Whenever we meet someone, we bring every experience we have had to that moment. Many times, we have formed an opinion about the person based on limited knowledge. We have concrete thoughts about ALL democrats and ALL republicans. We often judge lawyers, athletes, men, women and people depending on where they were born.
Although I am a black man, I assure you I am not like most black men you’ve met.
Although I am an educator, I assure you I am not like most educators you’ve met.
Although I am a husband, I know I am not like most husbands you’ve met.
Although I am a father, I am not like most father’s you’ve met.
I’m not like most coaches, preachers, authors, southerners, or only children. I am unique. Like my fingerprint and my DNA, I am one of a kind. Just like you.
We are all one of a kind.
We should not assume all black people are good at sports and have rhythm or all white people like country music, or all poor people are lazy, or all gay people are animal lovers or all politicians are dishonest or all cops are dirty or all comedians use profanity or all rap music is vulgar or all women are weak or all men are strong or all children are immature or all felons refuse to change or all Hispanics like Mexican food or all overweight people eat too much or all people who buy alcohol are alcoholics or all the people who read my articles are smart…wait, the last one is a fact.
I want to occupy space in the No Judgement Zone, but if you don’t it’s ok; I won’t judge you.

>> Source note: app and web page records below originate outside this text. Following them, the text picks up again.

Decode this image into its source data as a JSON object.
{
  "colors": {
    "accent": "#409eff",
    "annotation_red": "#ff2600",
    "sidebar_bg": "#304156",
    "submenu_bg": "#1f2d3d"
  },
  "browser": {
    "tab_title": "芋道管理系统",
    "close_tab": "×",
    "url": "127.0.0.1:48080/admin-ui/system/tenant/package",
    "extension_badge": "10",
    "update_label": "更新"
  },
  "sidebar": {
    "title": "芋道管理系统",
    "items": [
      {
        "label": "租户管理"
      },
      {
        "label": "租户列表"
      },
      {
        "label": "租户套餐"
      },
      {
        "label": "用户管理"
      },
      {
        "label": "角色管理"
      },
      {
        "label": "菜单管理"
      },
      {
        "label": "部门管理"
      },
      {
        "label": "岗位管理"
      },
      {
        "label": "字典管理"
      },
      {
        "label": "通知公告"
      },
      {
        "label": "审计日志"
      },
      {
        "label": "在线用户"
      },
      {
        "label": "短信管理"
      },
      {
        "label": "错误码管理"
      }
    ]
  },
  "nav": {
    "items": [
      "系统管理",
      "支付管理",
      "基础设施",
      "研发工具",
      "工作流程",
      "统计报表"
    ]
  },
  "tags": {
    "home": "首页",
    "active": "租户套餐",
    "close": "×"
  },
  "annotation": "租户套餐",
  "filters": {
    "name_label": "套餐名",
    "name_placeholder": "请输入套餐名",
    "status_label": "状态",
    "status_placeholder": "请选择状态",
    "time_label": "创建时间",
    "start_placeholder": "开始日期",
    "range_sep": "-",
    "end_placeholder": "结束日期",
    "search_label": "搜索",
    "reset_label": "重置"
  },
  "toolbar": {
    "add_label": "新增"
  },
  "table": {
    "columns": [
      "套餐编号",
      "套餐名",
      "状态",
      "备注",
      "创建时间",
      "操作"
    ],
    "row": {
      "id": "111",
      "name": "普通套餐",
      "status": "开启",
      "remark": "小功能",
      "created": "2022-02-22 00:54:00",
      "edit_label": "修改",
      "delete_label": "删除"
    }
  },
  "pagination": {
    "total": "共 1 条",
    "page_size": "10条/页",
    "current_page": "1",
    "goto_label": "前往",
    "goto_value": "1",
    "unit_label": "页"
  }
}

Willie Spears is a teacher, coach, author, minister and motivational speaker. He has been awarded teacher and coach of the year. He speaks to thousands each year through his business The Willie Spears Experience. Willie may be reached at www.williespears.com.